╭─ SUPPLIED MATERIAL
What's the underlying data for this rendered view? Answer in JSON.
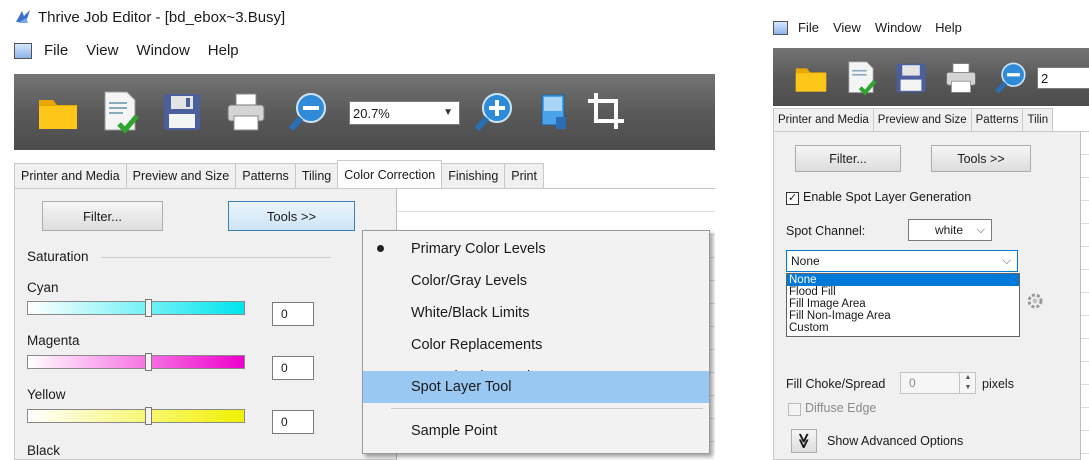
{
  "left": {
    "window_title": "Thrive Job Editor - [bd_ebox~3.Busy]",
    "menu": [
      "File",
      "View",
      "Window",
      "Help"
    ],
    "zoom": "20.7%",
    "tabs": [
      "Printer and Media",
      "Preview and Size",
      "Patterns",
      "Tiling",
      "Color Correction",
      "Finishing",
      "Print"
    ],
    "active_tab": "Color Correction",
    "filter_button": "Filter...",
    "tools_button": "Tools >>",
    "group_label": "Saturation",
    "channels": [
      {
        "label": "Cyan",
        "value": "0",
        "color": "#00e5ee"
      },
      {
        "label": "Magenta",
        "value": "0",
        "color": "#ee00cc"
      },
      {
        "label": "Yellow",
        "value": "0",
        "color": "#f0f000"
      },
      {
        "label": "Black",
        "value": "",
        "color": "#000000"
      }
    ],
    "tools_menu": [
      {
        "label": "Primary Color Levels",
        "checked": true
      },
      {
        "label": "Color/Gray Levels"
      },
      {
        "label": "White/Black Limits"
      },
      {
        "label": "Color Replacements"
      },
      {
        "label": "Named Color Replacements"
      },
      {
        "label": "Spot Layer Tool",
        "highlighted": true
      },
      {
        "label": "Sample Point"
      }
    ]
  },
  "right": {
    "menu": [
      "File",
      "View",
      "Window",
      "Help"
    ],
    "zoom_partial": "2",
    "tabs": [
      "Printer and Media",
      "Preview and Size",
      "Patterns",
      "Tilin"
    ],
    "filter_button": "Filter...",
    "tools_button": "Tools >>",
    "enable_spot_label": "Enable Spot Layer Generation",
    "enable_spot_checked": true,
    "spot_channel_label": "Spot Channel:",
    "spot_channel_value": "white",
    "fill_type_value": "None",
    "fill_type_options": [
      "None",
      "Flood Fill",
      "Fill Image Area",
      "Fill Non-Image Area",
      "Custom"
    ],
    "choke_label": "Fill Choke/Spread",
    "choke_value": "0",
    "choke_units": "pixels",
    "diffuse_label": "Diffuse Edge",
    "advanced_label": "Show Advanced Options"
  },
  "colors": {
    "toolbar_bg": "#5a5a5a",
    "menu_highlight": "#99c9f2",
    "list_selection": "#0078d7",
    "button_hot_border": "#3c7fb1"
  }
}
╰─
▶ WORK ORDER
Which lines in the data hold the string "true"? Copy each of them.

▶ SOLVED PROBLEM
        "checked": true
        "highlighted": true
    "enable_spot_checked": true,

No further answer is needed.